Directions for this task:
For every line in the material, output its text exactly and exclude any image it holds.

----------

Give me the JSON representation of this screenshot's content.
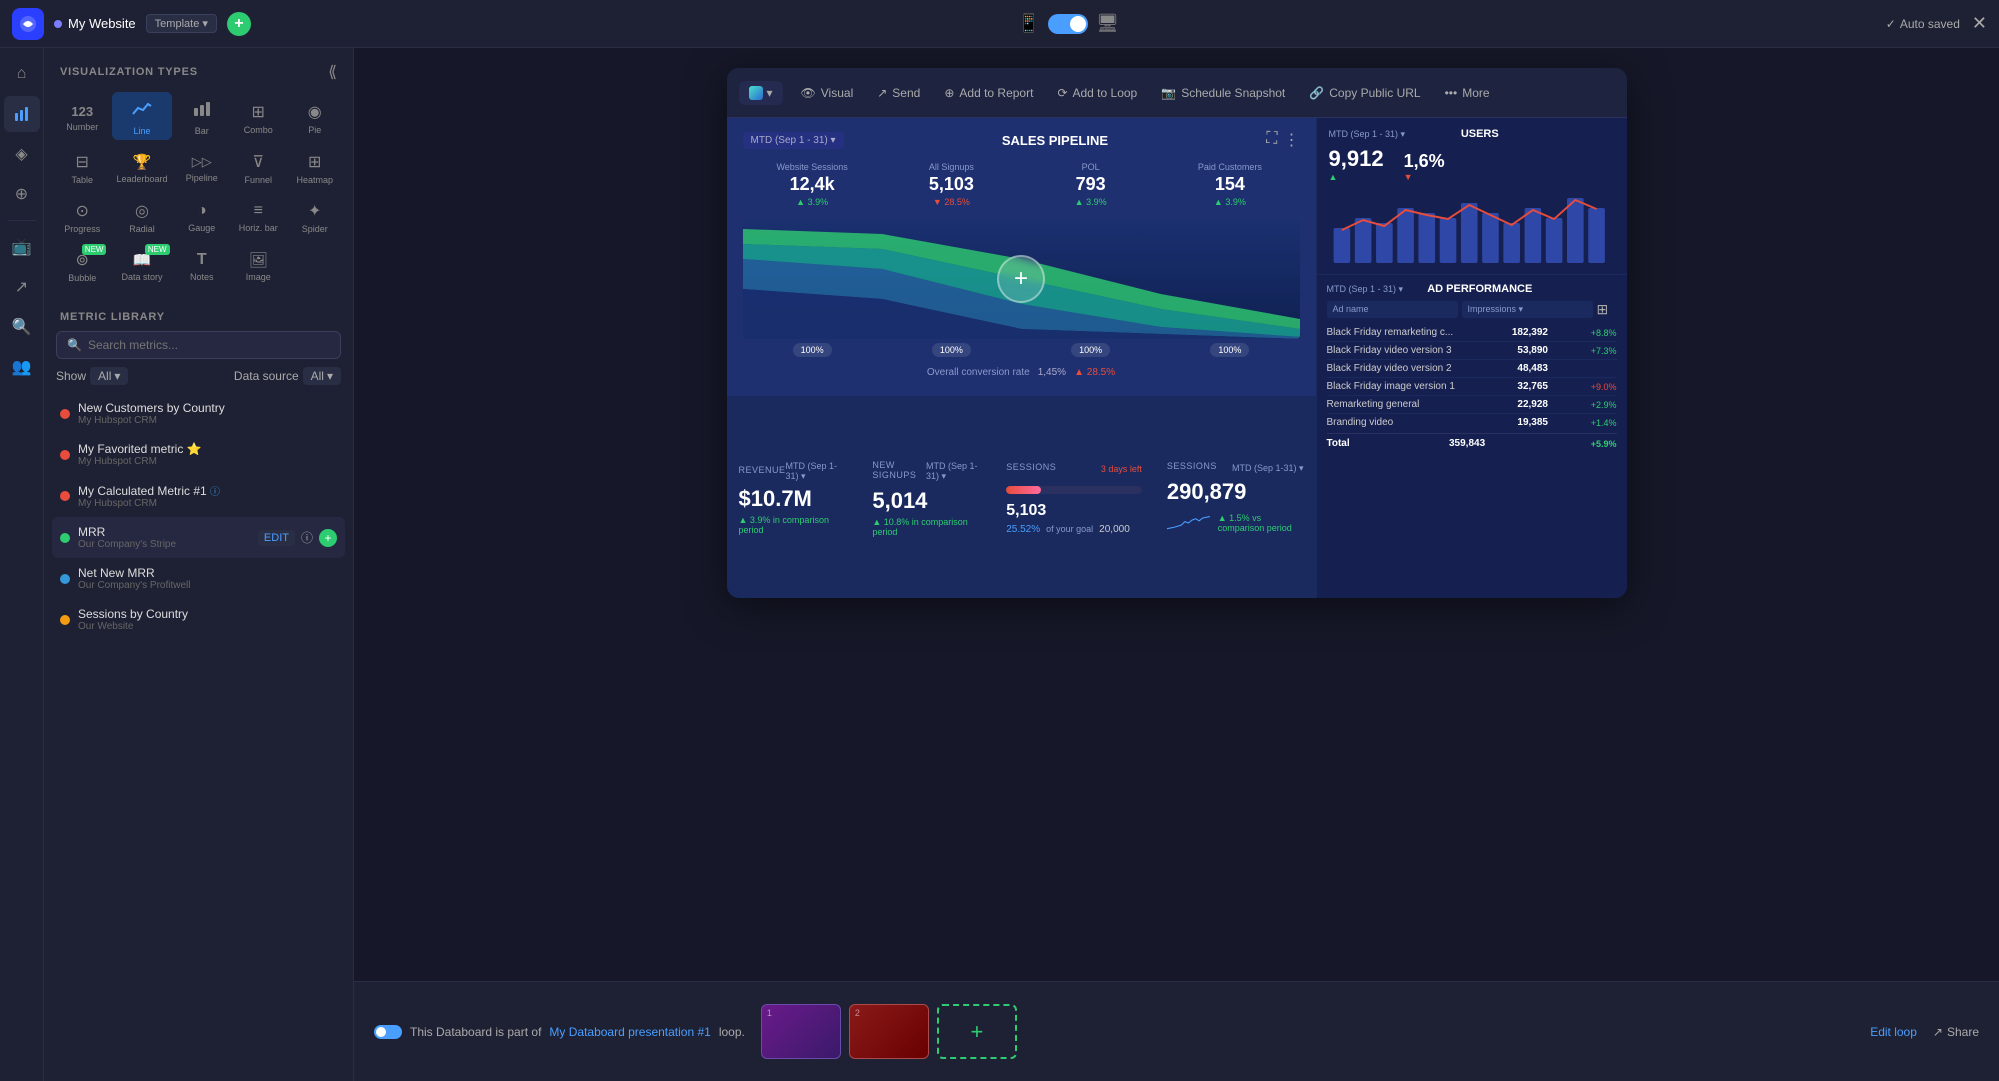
{
  "app": {
    "title": "My Website",
    "template_label": "Template",
    "auto_saved": "Auto saved"
  },
  "top_nav": {
    "add_btn": "+",
    "close_btn": "✕"
  },
  "panel": {
    "viz_title": "VISUALIZATION TYPES",
    "metric_title": "METRIC LIBRARY",
    "search_placeholder": "Search metrics...",
    "show_label": "Show",
    "show_value": "All",
    "data_source_label": "Data source",
    "data_source_value": "All"
  },
  "viz_types": [
    {
      "id": "number",
      "label": "Number",
      "icon": "123"
    },
    {
      "id": "line",
      "label": "Line",
      "icon": "📈",
      "active": true
    },
    {
      "id": "bar",
      "label": "Bar",
      "icon": "📊"
    },
    {
      "id": "combo",
      "label": "Combo",
      "icon": "⊞"
    },
    {
      "id": "pie",
      "label": "Pie",
      "icon": "◉"
    },
    {
      "id": "table",
      "label": "Table",
      "icon": "⊟"
    },
    {
      "id": "leaderboard",
      "label": "Leaderboard",
      "icon": "🏆"
    },
    {
      "id": "pipeline",
      "label": "Pipeline",
      "icon": "▷▷"
    },
    {
      "id": "funnel",
      "label": "Funnel",
      "icon": "⊽"
    },
    {
      "id": "heatmap",
      "label": "Heatmap",
      "icon": "⊞"
    },
    {
      "id": "progress",
      "label": "Progress",
      "icon": "⊙"
    },
    {
      "id": "radial",
      "label": "Radial",
      "icon": "◎"
    },
    {
      "id": "gauge",
      "label": "Gauge",
      "icon": "◑"
    },
    {
      "id": "horiz_bar",
      "label": "Horiz. bar",
      "icon": "≡"
    },
    {
      "id": "spider",
      "label": "Spider",
      "icon": "✦"
    },
    {
      "id": "bubble",
      "label": "Bubble",
      "icon": "⊚"
    },
    {
      "id": "data_story",
      "label": "Data story",
      "icon": "📖"
    },
    {
      "id": "notes",
      "label": "Notes",
      "icon": "T"
    },
    {
      "id": "image",
      "label": "Image",
      "icon": "🖼"
    }
  ],
  "metrics": [
    {
      "name": "New Customers by Country",
      "source": "My Hubspot CRM",
      "color": "#e74c3c",
      "active": false
    },
    {
      "name": "My Favorited metric ⭐",
      "source": "My Hubspot CRM",
      "color": "#e74c3c",
      "active": false
    },
    {
      "name": "My Calculated Metric #1",
      "source": "My Hubspot CRM",
      "color": "#e74c3c",
      "active": false
    },
    {
      "name": "MRR",
      "source": "Our Company's Stripe",
      "color": "#2ecc71",
      "active": true
    },
    {
      "name": "Net New MRR",
      "source": "Our Company's Profitwell",
      "color": "#3498db",
      "active": false
    },
    {
      "name": "Sessions by Country",
      "source": "Our Website",
      "color": "#f39c12",
      "active": false
    }
  ],
  "toolbar": {
    "date_range": "MTD (Sep 1 - 31) ▾",
    "visual_label": "Visual",
    "send_label": "Send",
    "add_to_report_label": "Add to Report",
    "add_to_loop_label": "Add to Loop",
    "schedule_label": "Schedule Snapshot",
    "copy_url_label": "Copy Public URL",
    "more_label": "More"
  },
  "sales_pipeline": {
    "date": "MTD (Sep 1 - 31) ▾",
    "title": "SALES PIPELINE",
    "metrics": [
      {
        "label": "Website Sessions",
        "value": "12,4k",
        "change": "▲ 3.9%",
        "up": true
      },
      {
        "label": "All Signups",
        "value": "5,103",
        "change": "▼ 28.5%",
        "up": false
      },
      {
        "label": "POL",
        "value": "793",
        "change": "▲ 3.9%",
        "up": true
      },
      {
        "label": "Paid Customers",
        "value": "154",
        "change": "▲ 3.9%",
        "up": true
      }
    ],
    "funnel_pcts": [
      "100%",
      "100%",
      "100%",
      "100%"
    ],
    "conversion_label": "Overall conversion rate",
    "conversion_rate": "1,45%",
    "conversion_change": "▲ 28.5%"
  },
  "bottom_metrics": [
    {
      "label": "REVENUE",
      "value": "$10.7M",
      "change": "▲ 3.9% in comparison period",
      "up": true
    },
    {
      "label": "NEW SIGNUPS",
      "value": "5,014",
      "change": "▲ 10.8% in comparison period",
      "up": true
    },
    {
      "label": "Sessions",
      "sub": "5,103",
      "days_left": "3 days left",
      "progress_pct": 25.52,
      "goal_pct": "25.52%",
      "goal": "of your goal",
      "goal_val": "20,000"
    },
    {
      "label": "SESSIONS",
      "value": "290,879",
      "change": "▲ 1.5% vs comparison period",
      "up": true
    }
  ],
  "users_widget": {
    "date": "MTD (Sep 1 - 31) ▾",
    "title": "USERS",
    "main_value": "9,912",
    "main_change": "▲",
    "pct_value": "1,6%",
    "pct_change": "▼"
  },
  "ad_performance": {
    "date": "MTD (Sep 1 - 31) ▾",
    "title": "AD PERFORMANCE",
    "rows": [
      {
        "name": "Black Friday remarketing c...",
        "value": "182,392",
        "change": "+8.8%",
        "up": true
      },
      {
        "name": "Black Friday video version 3",
        "value": "53,890",
        "change": "+7.3%",
        "up": true
      },
      {
        "name": "Black Friday video version 2",
        "value": "48,483",
        "change": "",
        "up": null
      },
      {
        "name": "Black Friday image version 1",
        "value": "32,765",
        "change": "+9.0%",
        "up": false
      },
      {
        "name": "Remarketing general",
        "value": "22,928",
        "change": "+2.9%",
        "up": true
      },
      {
        "name": "Branding video",
        "value": "19,385",
        "change": "+1.4%",
        "up": true
      }
    ],
    "total_label": "Total",
    "total_value": "359,843",
    "total_change": "+5.9%"
  },
  "loop_bar": {
    "text_prefix": "This Databoard is part of",
    "loop_name": "My Databoard presentation #1",
    "text_suffix": "loop.",
    "edit_loop": "Edit loop",
    "share": "Share",
    "slide1_num": "1",
    "slide2_num": "2"
  }
}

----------

Result below:
Give me the JSON representation of this screenshot's content.
{
  "app": {
    "title": "My Website",
    "template_label": "Template",
    "auto_saved": "Auto saved"
  },
  "top_nav": {
    "add_btn": "+",
    "close_btn": "✕"
  },
  "panel": {
    "viz_title": "VISUALIZATION TYPES",
    "metric_title": "METRIC LIBRARY",
    "search_placeholder": "Search metrics...",
    "show_label": "Show",
    "show_value": "All",
    "data_source_label": "Data source",
    "data_source_value": "All"
  },
  "viz_types": [
    {
      "id": "number",
      "label": "Number",
      "icon": "123"
    },
    {
      "id": "line",
      "label": "Line",
      "icon": "📈",
      "active": true
    },
    {
      "id": "bar",
      "label": "Bar",
      "icon": "📊"
    },
    {
      "id": "combo",
      "label": "Combo",
      "icon": "⊞"
    },
    {
      "id": "pie",
      "label": "Pie",
      "icon": "◉"
    },
    {
      "id": "table",
      "label": "Table",
      "icon": "⊟"
    },
    {
      "id": "leaderboard",
      "label": "Leaderboard",
      "icon": "🏆"
    },
    {
      "id": "pipeline",
      "label": "Pipeline",
      "icon": "▷▷"
    },
    {
      "id": "funnel",
      "label": "Funnel",
      "icon": "⊽"
    },
    {
      "id": "heatmap",
      "label": "Heatmap",
      "icon": "⊞"
    },
    {
      "id": "progress",
      "label": "Progress",
      "icon": "⊙"
    },
    {
      "id": "radial",
      "label": "Radial",
      "icon": "◎"
    },
    {
      "id": "gauge",
      "label": "Gauge",
      "icon": "◑"
    },
    {
      "id": "horiz_bar",
      "label": "Horiz. bar",
      "icon": "≡"
    },
    {
      "id": "spider",
      "label": "Spider",
      "icon": "✦"
    },
    {
      "id": "bubble",
      "label": "Bubble",
      "icon": "⊚"
    },
    {
      "id": "data_story",
      "label": "Data story",
      "icon": "📖"
    },
    {
      "id": "notes",
      "label": "Notes",
      "icon": "T"
    },
    {
      "id": "image",
      "label": "Image",
      "icon": "🖼"
    }
  ],
  "metrics": [
    {
      "name": "New Customers by Country",
      "source": "My Hubspot CRM",
      "color": "#e74c3c",
      "active": false
    },
    {
      "name": "My Favorited metric ⭐",
      "source": "My Hubspot CRM",
      "color": "#e74c3c",
      "active": false
    },
    {
      "name": "My Calculated Metric #1",
      "source": "My Hubspot CRM",
      "color": "#e74c3c",
      "active": false
    },
    {
      "name": "MRR",
      "source": "Our Company's Stripe",
      "color": "#2ecc71",
      "active": true
    },
    {
      "name": "Net New MRR",
      "source": "Our Company's Profitwell",
      "color": "#3498db",
      "active": false
    },
    {
      "name": "Sessions by Country",
      "source": "Our Website",
      "color": "#f39c12",
      "active": false
    }
  ],
  "toolbar": {
    "date_range": "MTD (Sep 1 - 31) ▾",
    "visual_label": "Visual",
    "send_label": "Send",
    "add_to_report_label": "Add to Report",
    "add_to_loop_label": "Add to Loop",
    "schedule_label": "Schedule Snapshot",
    "copy_url_label": "Copy Public URL",
    "more_label": "More"
  },
  "sales_pipeline": {
    "date": "MTD (Sep 1 - 31) ▾",
    "title": "SALES PIPELINE",
    "metrics": [
      {
        "label": "Website Sessions",
        "value": "12,4k",
        "change": "▲ 3.9%",
        "up": true
      },
      {
        "label": "All Signups",
        "value": "5,103",
        "change": "▼ 28.5%",
        "up": false
      },
      {
        "label": "POL",
        "value": "793",
        "change": "▲ 3.9%",
        "up": true
      },
      {
        "label": "Paid Customers",
        "value": "154",
        "change": "▲ 3.9%",
        "up": true
      }
    ],
    "funnel_pcts": [
      "100%",
      "100%",
      "100%",
      "100%"
    ],
    "conversion_label": "Overall conversion rate",
    "conversion_rate": "1,45%",
    "conversion_change": "▲ 28.5%"
  },
  "bottom_metrics": [
    {
      "label": "REVENUE",
      "value": "$10.7M",
      "change": "▲ 3.9% in comparison period",
      "up": true
    },
    {
      "label": "NEW SIGNUPS",
      "value": "5,014",
      "change": "▲ 10.8% in comparison period",
      "up": true
    },
    {
      "label": "Sessions",
      "sub": "5,103",
      "days_left": "3 days left",
      "progress_pct": 25.52,
      "goal_pct": "25.52%",
      "goal": "of your goal",
      "goal_val": "20,000"
    },
    {
      "label": "SESSIONS",
      "value": "290,879",
      "change": "▲ 1.5% vs comparison period",
      "up": true
    }
  ],
  "users_widget": {
    "date": "MTD (Sep 1 - 31) ▾",
    "title": "USERS",
    "main_value": "9,912",
    "main_change": "▲",
    "pct_value": "1,6%",
    "pct_change": "▼"
  },
  "ad_performance": {
    "date": "MTD (Sep 1 - 31) ▾",
    "title": "AD PERFORMANCE",
    "rows": [
      {
        "name": "Black Friday remarketing c...",
        "value": "182,392",
        "change": "+8.8%",
        "up": true
      },
      {
        "name": "Black Friday video version 3",
        "value": "53,890",
        "change": "+7.3%",
        "up": true
      },
      {
        "name": "Black Friday video version 2",
        "value": "48,483",
        "change": "",
        "up": null
      },
      {
        "name": "Black Friday image version 1",
        "value": "32,765",
        "change": "+9.0%",
        "up": false
      },
      {
        "name": "Remarketing general",
        "value": "22,928",
        "change": "+2.9%",
        "up": true
      },
      {
        "name": "Branding video",
        "value": "19,385",
        "change": "+1.4%",
        "up": true
      }
    ],
    "total_label": "Total",
    "total_value": "359,843",
    "total_change": "+5.9%"
  },
  "loop_bar": {
    "text_prefix": "This Databoard is part of",
    "loop_name": "My Databoard presentation #1",
    "text_suffix": "loop.",
    "edit_loop": "Edit loop",
    "share": "Share",
    "slide1_num": "1",
    "slide2_num": "2"
  }
}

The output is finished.